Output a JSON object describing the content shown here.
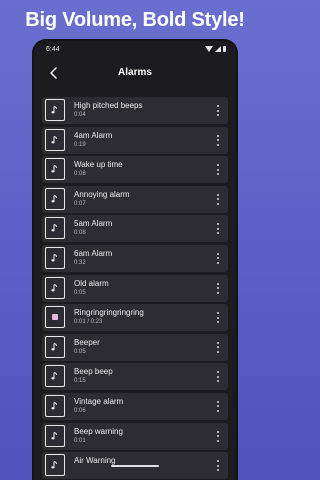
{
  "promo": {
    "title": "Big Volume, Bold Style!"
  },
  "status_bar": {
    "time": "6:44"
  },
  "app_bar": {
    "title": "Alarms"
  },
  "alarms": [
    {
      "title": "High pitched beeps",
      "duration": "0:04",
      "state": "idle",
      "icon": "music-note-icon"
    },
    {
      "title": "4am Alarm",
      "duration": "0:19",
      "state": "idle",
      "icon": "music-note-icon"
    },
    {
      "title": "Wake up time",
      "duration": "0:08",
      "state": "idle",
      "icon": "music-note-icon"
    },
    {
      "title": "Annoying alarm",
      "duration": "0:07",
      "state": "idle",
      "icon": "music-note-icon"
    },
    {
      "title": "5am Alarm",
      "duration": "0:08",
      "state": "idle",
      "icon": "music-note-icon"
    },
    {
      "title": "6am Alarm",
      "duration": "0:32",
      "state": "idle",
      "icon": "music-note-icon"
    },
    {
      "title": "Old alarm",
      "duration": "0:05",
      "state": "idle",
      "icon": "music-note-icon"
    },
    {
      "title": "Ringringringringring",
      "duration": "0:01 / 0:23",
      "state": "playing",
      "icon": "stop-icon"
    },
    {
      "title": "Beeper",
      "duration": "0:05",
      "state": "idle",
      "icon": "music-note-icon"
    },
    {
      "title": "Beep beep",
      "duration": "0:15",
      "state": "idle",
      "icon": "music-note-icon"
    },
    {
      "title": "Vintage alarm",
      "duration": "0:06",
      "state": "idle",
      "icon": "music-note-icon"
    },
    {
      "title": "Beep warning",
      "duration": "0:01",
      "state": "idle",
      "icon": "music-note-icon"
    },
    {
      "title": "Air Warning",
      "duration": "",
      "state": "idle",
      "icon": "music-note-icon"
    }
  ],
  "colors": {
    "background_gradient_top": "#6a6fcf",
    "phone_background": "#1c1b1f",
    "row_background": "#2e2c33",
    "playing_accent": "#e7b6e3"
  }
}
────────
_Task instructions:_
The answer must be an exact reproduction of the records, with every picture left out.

_Result below:_
Output a JSON object describing the content shown here.
{
  "promo": {
    "title": "Big Volume, Bold Style!"
  },
  "status_bar": {
    "time": "6:44"
  },
  "app_bar": {
    "title": "Alarms"
  },
  "alarms": [
    {
      "title": "High pitched beeps",
      "duration": "0:04",
      "state": "idle",
      "icon": "music-note-icon"
    },
    {
      "title": "4am Alarm",
      "duration": "0:19",
      "state": "idle",
      "icon": "music-note-icon"
    },
    {
      "title": "Wake up time",
      "duration": "0:08",
      "state": "idle",
      "icon": "music-note-icon"
    },
    {
      "title": "Annoying alarm",
      "duration": "0:07",
      "state": "idle",
      "icon": "music-note-icon"
    },
    {
      "title": "5am Alarm",
      "duration": "0:08",
      "state": "idle",
      "icon": "music-note-icon"
    },
    {
      "title": "6am Alarm",
      "duration": "0:32",
      "state": "idle",
      "icon": "music-note-icon"
    },
    {
      "title": "Old alarm",
      "duration": "0:05",
      "state": "idle",
      "icon": "music-note-icon"
    },
    {
      "title": "Ringringringringring",
      "duration": "0:01 / 0:23",
      "state": "playing",
      "icon": "stop-icon"
    },
    {
      "title": "Beeper",
      "duration": "0:05",
      "state": "idle",
      "icon": "music-note-icon"
    },
    {
      "title": "Beep beep",
      "duration": "0:15",
      "state": "idle",
      "icon": "music-note-icon"
    },
    {
      "title": "Vintage alarm",
      "duration": "0:06",
      "state": "idle",
      "icon": "music-note-icon"
    },
    {
      "title": "Beep warning",
      "duration": "0:01",
      "state": "idle",
      "icon": "music-note-icon"
    },
    {
      "title": "Air Warning",
      "duration": "",
      "state": "idle",
      "icon": "music-note-icon"
    }
  ],
  "colors": {
    "background_gradient_top": "#6a6fcf",
    "phone_background": "#1c1b1f",
    "row_background": "#2e2c33",
    "playing_accent": "#e7b6e3"
  }
}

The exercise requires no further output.